-- WHAT NEEDS TO BE DONE --
Work through the records below and copy every line that includes "this".
::::::::::
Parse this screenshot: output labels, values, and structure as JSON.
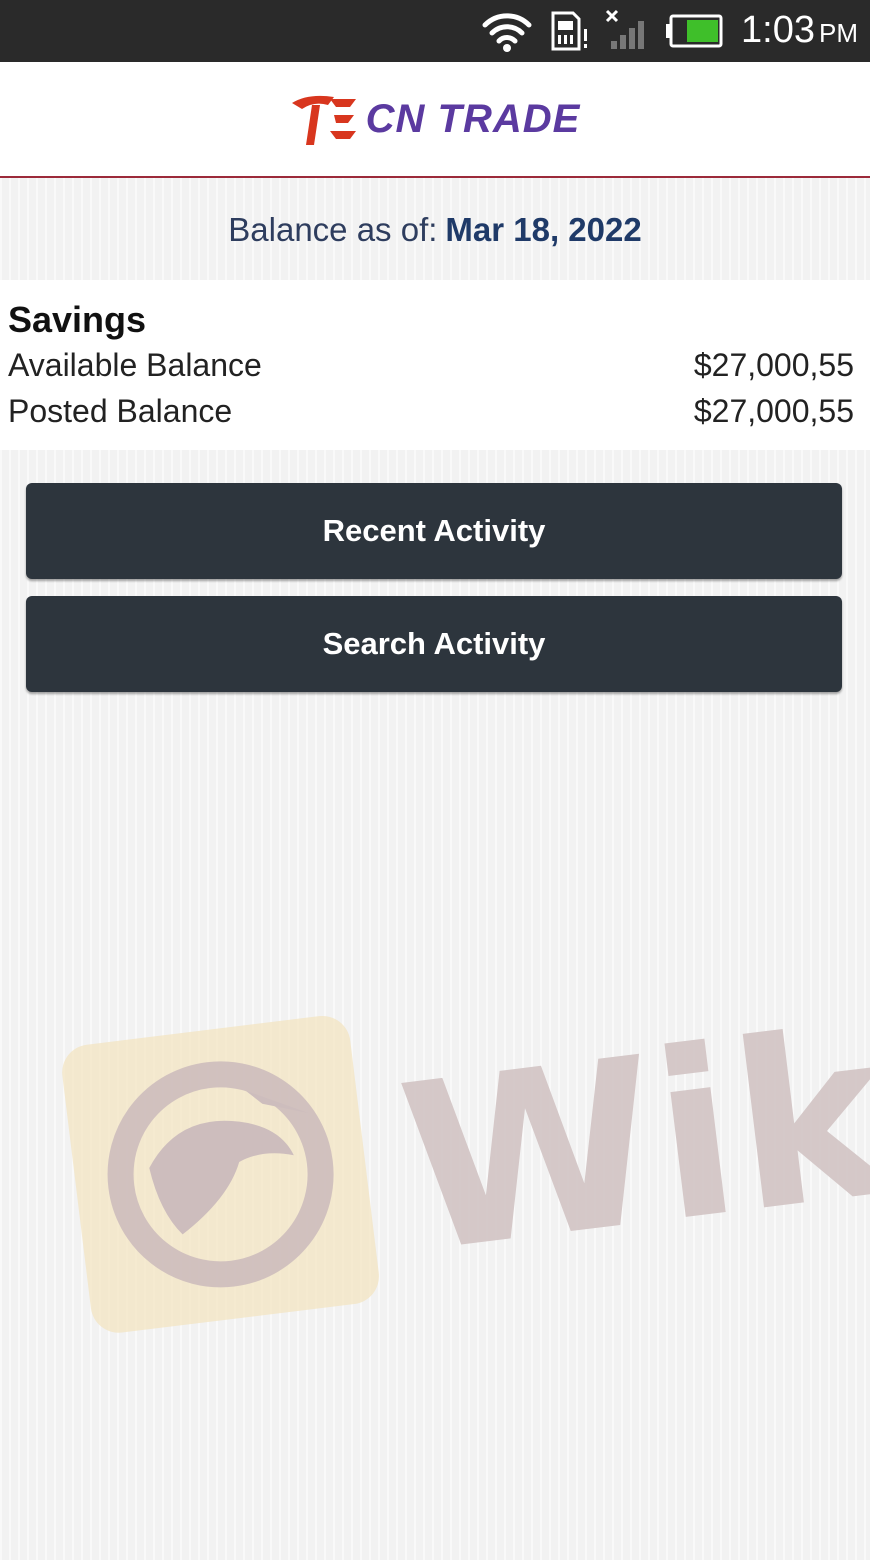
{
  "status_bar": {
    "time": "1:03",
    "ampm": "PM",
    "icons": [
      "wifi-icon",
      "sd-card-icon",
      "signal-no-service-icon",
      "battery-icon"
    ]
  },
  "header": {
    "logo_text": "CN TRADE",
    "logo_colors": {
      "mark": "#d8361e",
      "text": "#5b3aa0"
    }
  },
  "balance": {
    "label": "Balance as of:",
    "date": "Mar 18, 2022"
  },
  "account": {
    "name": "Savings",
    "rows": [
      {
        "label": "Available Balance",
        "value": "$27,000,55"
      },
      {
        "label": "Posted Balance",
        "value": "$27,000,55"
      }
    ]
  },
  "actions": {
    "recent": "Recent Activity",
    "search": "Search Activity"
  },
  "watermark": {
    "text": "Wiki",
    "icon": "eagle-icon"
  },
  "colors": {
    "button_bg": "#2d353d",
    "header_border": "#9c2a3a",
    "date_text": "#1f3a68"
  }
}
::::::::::
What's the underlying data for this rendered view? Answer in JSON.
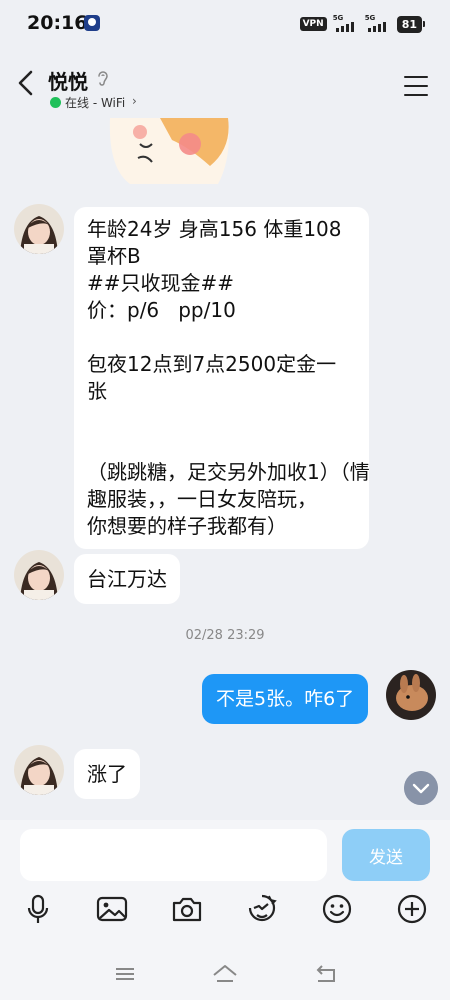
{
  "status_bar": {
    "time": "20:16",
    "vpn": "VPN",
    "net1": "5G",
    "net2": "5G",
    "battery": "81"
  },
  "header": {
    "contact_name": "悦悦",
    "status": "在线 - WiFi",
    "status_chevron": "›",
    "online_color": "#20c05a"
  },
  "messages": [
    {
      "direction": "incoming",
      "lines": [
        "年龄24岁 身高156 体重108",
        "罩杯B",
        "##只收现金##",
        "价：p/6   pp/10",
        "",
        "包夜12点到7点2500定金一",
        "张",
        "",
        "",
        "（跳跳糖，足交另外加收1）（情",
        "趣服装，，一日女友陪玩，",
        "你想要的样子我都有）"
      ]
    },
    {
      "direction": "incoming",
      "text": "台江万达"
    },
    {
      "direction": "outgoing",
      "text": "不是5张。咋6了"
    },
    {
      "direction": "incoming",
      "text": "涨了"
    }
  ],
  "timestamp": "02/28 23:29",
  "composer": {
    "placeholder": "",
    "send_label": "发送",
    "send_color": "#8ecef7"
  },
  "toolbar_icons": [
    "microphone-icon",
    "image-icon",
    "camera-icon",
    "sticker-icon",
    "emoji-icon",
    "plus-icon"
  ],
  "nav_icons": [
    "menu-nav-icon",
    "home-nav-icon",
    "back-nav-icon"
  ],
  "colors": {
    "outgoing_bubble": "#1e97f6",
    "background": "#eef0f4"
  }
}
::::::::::
-- RESPONSE TO THE EXERCISE --
Parse this screenshot: output labels, values, and structure as JSON.
What's the underlying data for this rendered view? Answer in JSON.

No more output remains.